A Silicon Valley icon worth an estimated $700 million, Luckey was supposedly set for life at 21 years old when Facebook bought his company in 2014. He was credited with designing a VR headset out of his parents' home which gave market leaders, such as Samsung's Gear VR, their current form. 

But this story has been called into doubt after Facebook was ordered to pay $500 million to ZeniMax for stealing trade secrets related to the Rift's VR technology. Oculus Rift's co-founder, alongside Luckey, is former ZeniMax employee John Carmack. Facebook is appealing last month's decision. 

Mark Zuckerberg using the Oculus Rift
Mark Zuckerberg using the Oculus Rift, which Facebook bought for $2bn in 2014

Sales figures for the Oculus Rift, which launched last September, are yet to be released. But investors have worried the product will be able to compete with rivals including PlayStation VR and HTC's Vive. The Rift headset was pulled from the shelves of hundreds of Best Buy stores last month reportedly due to a lack of interest. Facebook denied the claim, saying the changes were "seasonal".  

 

Facebook recently asked investors to be patient over the Rift's ability to beat rivals after admitting parts of the business are "a little behind". 

Mark Zuckerberg, Facebook's chief executive, said: "I would ask for the patience of the investor community because we're going to invest a lot in this and it's not going to return or be really profitable for us for quite a while."

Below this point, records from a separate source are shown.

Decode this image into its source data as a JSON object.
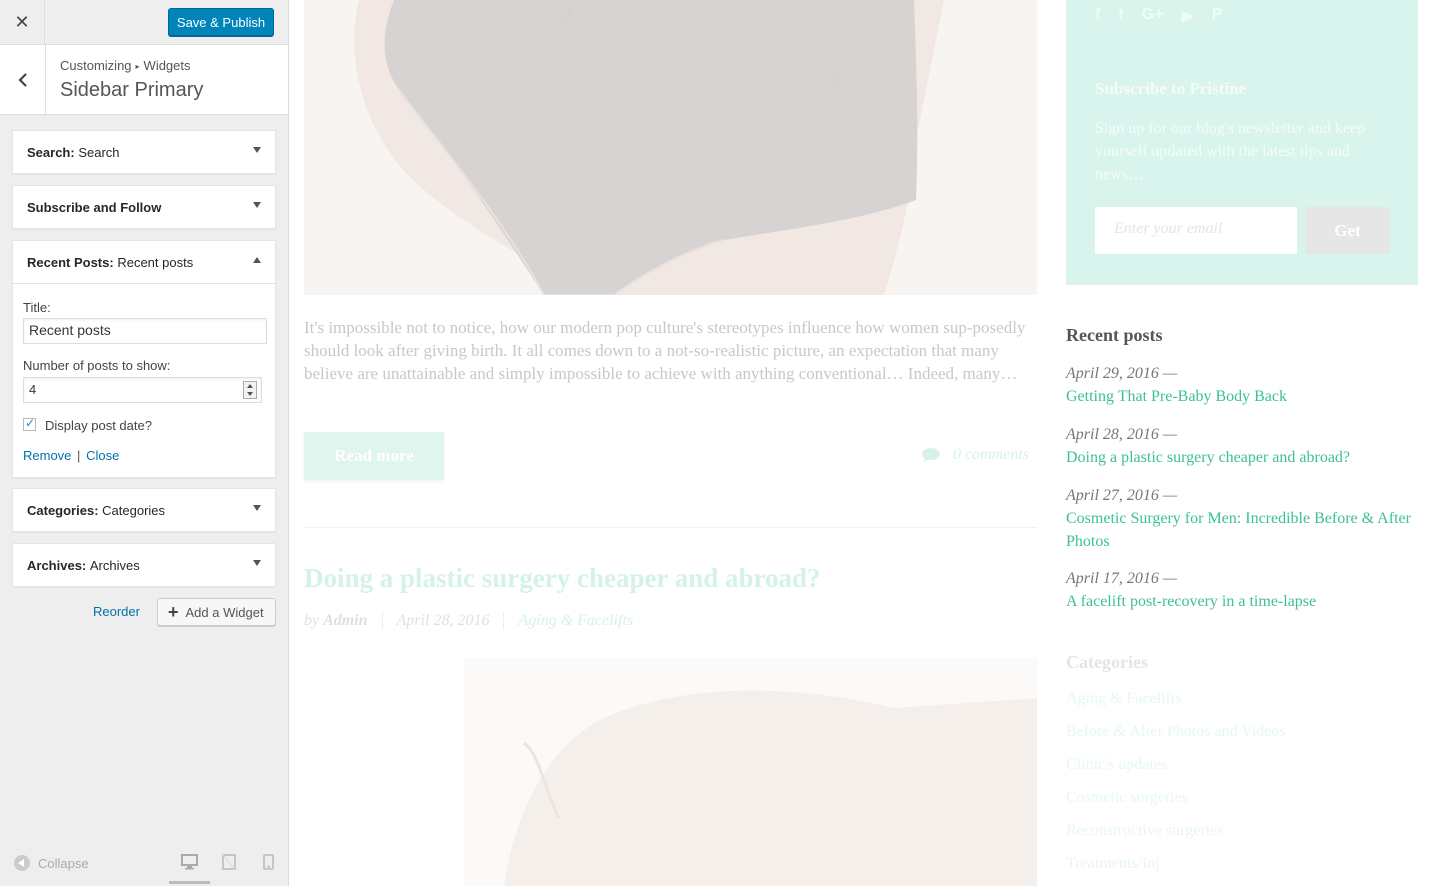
{
  "colors": {
    "accent": "#0085ba",
    "link": "#0073aa",
    "mint": "#3cbf9a",
    "panel_bg": "#eeeeee"
  },
  "header": {
    "close_icon": "close-icon",
    "publish_label": "Save & Publish"
  },
  "titlebar": {
    "crumb_root": "Customizing",
    "crumb_child": "Widgets",
    "section": "Sidebar Primary"
  },
  "widgets": [
    {
      "type": "Search:",
      "name": "Search"
    },
    {
      "type": "Subscribe and Follow",
      "name": ""
    },
    {
      "type": "Recent Posts:",
      "name": "Recent posts"
    },
    {
      "type": "Categories:",
      "name": "Categories"
    },
    {
      "type": "Archives:",
      "name": "Archives"
    }
  ],
  "recent_form": {
    "title_label": "Title:",
    "title_value": "Recent posts",
    "count_label": "Number of posts to show:",
    "count_value": "4",
    "date_label": "Display post date?",
    "date_checked": true,
    "remove": "Remove",
    "sep": "|",
    "close": "Close"
  },
  "actions": {
    "reorder": "Reorder",
    "add_widget": "Add a Widget"
  },
  "footer": {
    "collapse": "Collapse",
    "devices": [
      "desktop-icon",
      "tablet-icon",
      "mobile-icon"
    ]
  },
  "preview": {
    "excerpt": "It's impossible not to notice, how our modern pop culture's stereotypes influence how women sup-posedly should look after giving birth. It all comes down to a not-so-realistic picture, an expectation that many believe are unattainable and simply impossible to achieve with anything conventional… Indeed, many…",
    "read_more": "Read more",
    "comments": "0 comments",
    "post2_title": "Doing a plastic surgery cheaper and abroad?",
    "post2_by": "by",
    "post2_author": "Admin",
    "post2_date": "April 28, 2016",
    "post2_category": "Aging & Facelifts"
  },
  "subscribe": {
    "social": [
      "facebook-icon",
      "twitter-icon",
      "google-plus-icon",
      "youtube-icon",
      "pinterest-icon"
    ],
    "title": "Subscribe to Pristine",
    "text": "Sign up for our blog's newsletter and keep yourself updated with the latest tips and news…",
    "placeholder": "Enter your email",
    "button": "Get"
  },
  "recent_posts": {
    "title": "Recent posts",
    "items": [
      {
        "date": "April 29, 2016 —",
        "title": "Getting That Pre-Baby Body Back"
      },
      {
        "date": "April 28, 2016 —",
        "title": "Doing a plastic surgery cheaper and abroad?"
      },
      {
        "date": "April 27, 2016 —",
        "title": "Cosmetic Surgery for Men: Incredible Before & After Photos"
      },
      {
        "date": "April 17, 2016 —",
        "title": "A facelift post-recovery in a time-lapse"
      }
    ]
  },
  "categories": {
    "title": "Categories",
    "items": [
      "Aging & Facelifts",
      "Before & After Photos and Videos",
      "Clinic's updates",
      "Cosmetic surgeries",
      "Reconstructive surgeries",
      "Treatments/Inj"
    ]
  }
}
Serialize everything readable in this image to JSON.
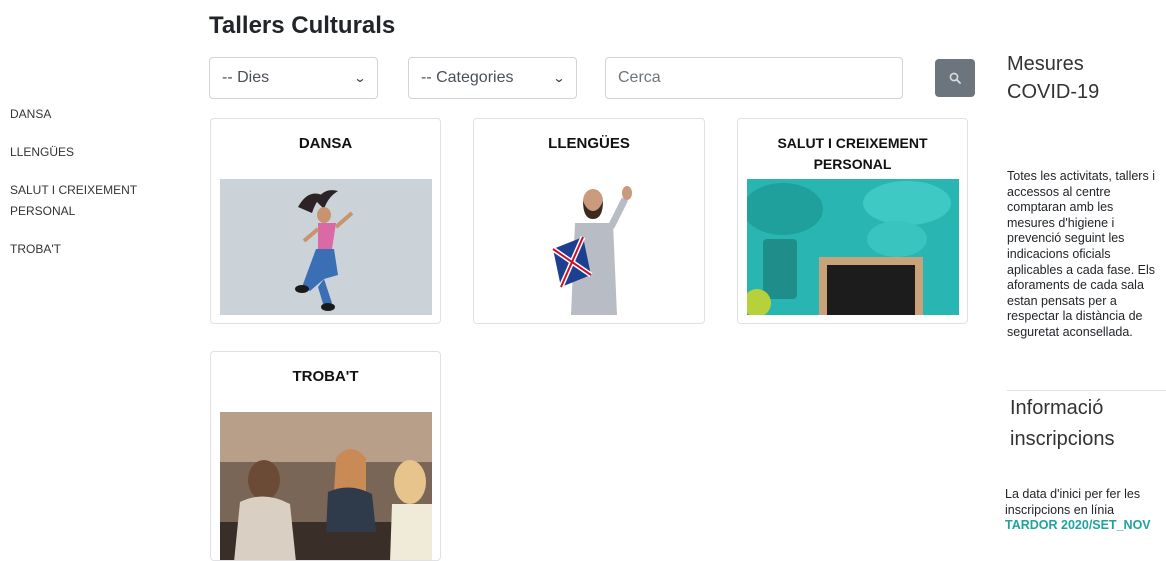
{
  "page_title": "Tallers Culturals",
  "sidebar": {
    "items": [
      {
        "label": "DANSA"
      },
      {
        "label": "LLENGÜES"
      },
      {
        "label": "SALUT I CREIXEMENT PERSONAL"
      },
      {
        "label": "TROBA'T"
      }
    ]
  },
  "filters": {
    "days_selected": "-- Dies",
    "categories_selected": "-- Categories",
    "search_placeholder": "Cerca"
  },
  "cards": [
    {
      "title": "DANSA"
    },
    {
      "title": "LLENGÜES"
    },
    {
      "title": "SALUT I CREIXEMENT PERSONAL"
    },
    {
      "title": "TROBA'T"
    }
  ],
  "covid": {
    "heading": "Mesures COVID-19",
    "text": "Totes les activitats, tallers i accessos al centre comptaran amb les mesures d'higiene i prevenció seguint les indicacions oficials aplicables a cada fase. Els aforaments de cada sala estan pensats per a respectar la distància de seguretat aconsellada."
  },
  "info": {
    "heading": "Informació inscripcions",
    "text": "La data d'inici per fer les inscripcions en línia",
    "highlight": "TARDOR 2020/SET_NOV"
  },
  "colors": {
    "accent": "#20a39e",
    "button": "#6c757d"
  }
}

Source: http://oculus-rift-inventor-palmer-luckey-quits-facebook-funding/